Nowhere is this more stark than in the U.S.A, where hospitals are struggling to afford important drugs and ventilators needed to help fight the virus; despite the country’s status as the richest on the planet. President Donald Trump even announced an extra $2 trillion spending on arms a few months prior to the outbreak, although the actual amount is believed to be lower.

Bill Gates has cited healthcare as the key weapon in tackling COVID-19, not guns and bombs. What’s more, he said it’s a drop in the ocean compared to the military spend of ‘G8 countries’, and also the estimated $2.7 trillion hit to the global economy as a result of the virus.

His suggested measures include:

  1. Investing in epidemiologists – medical expertise that was lacking during the Ebola outbreak
  2. Forming stockpiles of crucial equipment needed to treat and test patients
  3. Training up doctors and nurses to boost countries’ emergency response systems.

It wouldn’t just be rich countries that adopt this approach. According to Gates, it’s essential that poor countries do the same, as this is where the next outbreak could happen.

If they can’t afford it then rich countries should step in to help, as it will ultimately protect them, too.

Implement a military-style response system

The combined might of the global military forces is easily enough to destroy the planet many times over. Yet arms spending continues to escalate. Quite simply, we live in a world that is an expert in warfare.

However, we can use such knowledge to our advantage. ‘Not missiles, but microbes’ is Gates’ quote. Using a war response system, highly sophisticated army logistics could be used to deploy key medical personnel to emergency locations, allowing them to deal with patients quickly. 

It is something we know how to do already. NATO, for example, already has mobile units set up that train regularly for emergency situations, such as field hospitals, but this has to be stepped up significantly and implemented worldwide.

This type of task force would be known as a ‘medical response corps’, a highly effective team of experts who are on constant stand-by.

Combining the military with the medical could save countless lives.

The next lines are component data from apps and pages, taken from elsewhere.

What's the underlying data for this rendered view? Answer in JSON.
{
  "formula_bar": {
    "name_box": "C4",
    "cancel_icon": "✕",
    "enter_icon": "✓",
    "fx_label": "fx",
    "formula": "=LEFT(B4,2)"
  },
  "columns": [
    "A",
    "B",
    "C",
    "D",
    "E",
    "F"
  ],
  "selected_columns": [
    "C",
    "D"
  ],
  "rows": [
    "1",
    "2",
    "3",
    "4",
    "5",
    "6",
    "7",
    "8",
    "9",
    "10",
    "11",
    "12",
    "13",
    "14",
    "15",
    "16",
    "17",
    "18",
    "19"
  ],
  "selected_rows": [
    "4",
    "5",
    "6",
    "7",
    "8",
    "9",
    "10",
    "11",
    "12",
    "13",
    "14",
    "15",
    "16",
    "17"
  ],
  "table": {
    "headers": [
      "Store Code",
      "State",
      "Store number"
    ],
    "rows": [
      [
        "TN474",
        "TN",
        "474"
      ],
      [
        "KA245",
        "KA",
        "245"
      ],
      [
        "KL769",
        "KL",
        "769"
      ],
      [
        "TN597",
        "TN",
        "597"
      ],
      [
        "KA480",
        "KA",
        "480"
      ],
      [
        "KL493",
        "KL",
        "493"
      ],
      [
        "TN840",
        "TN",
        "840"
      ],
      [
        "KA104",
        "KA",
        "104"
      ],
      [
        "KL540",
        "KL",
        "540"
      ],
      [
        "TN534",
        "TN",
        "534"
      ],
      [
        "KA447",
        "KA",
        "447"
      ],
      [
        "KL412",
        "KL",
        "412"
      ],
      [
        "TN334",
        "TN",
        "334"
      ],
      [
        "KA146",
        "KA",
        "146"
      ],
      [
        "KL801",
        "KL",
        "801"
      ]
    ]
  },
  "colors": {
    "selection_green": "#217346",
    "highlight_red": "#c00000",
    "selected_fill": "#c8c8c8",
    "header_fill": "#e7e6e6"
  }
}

Social distancing and technology

On a positive note, Gates has praised people who have carried out social distancing where they can, whether it be by staying indoors or following essential separation rules.

To avoid the spread of a future pandemic, these tactics would have to be adopted from the very start. While there are certain workers that will find them impossible to carry out much of the time, such as health professionals, the rise in teleworking and social technologies will help people to maintain their distance from each other.

Social technology informs people of outbreaks as they arise, and also to check on the health of vulnerable loved ones. It explains the rise of virtual platforms such as Zoom and House Party, and further progress in this field over the next few years will greatly help the fight.


“If there’s one positive thing that can come out of the Ebola epidemic,” Gates said in 2015 “it’s that it can serve as an early warning – a wake-up call to get ready.”

The world’s governments ignored Gates’ advice the first time around, with devastating consequences.

If they fail to take heed of his comments a second time, then we might be hit with a virus much worse than COVID-19, and this is something we can’t afford to contemplate.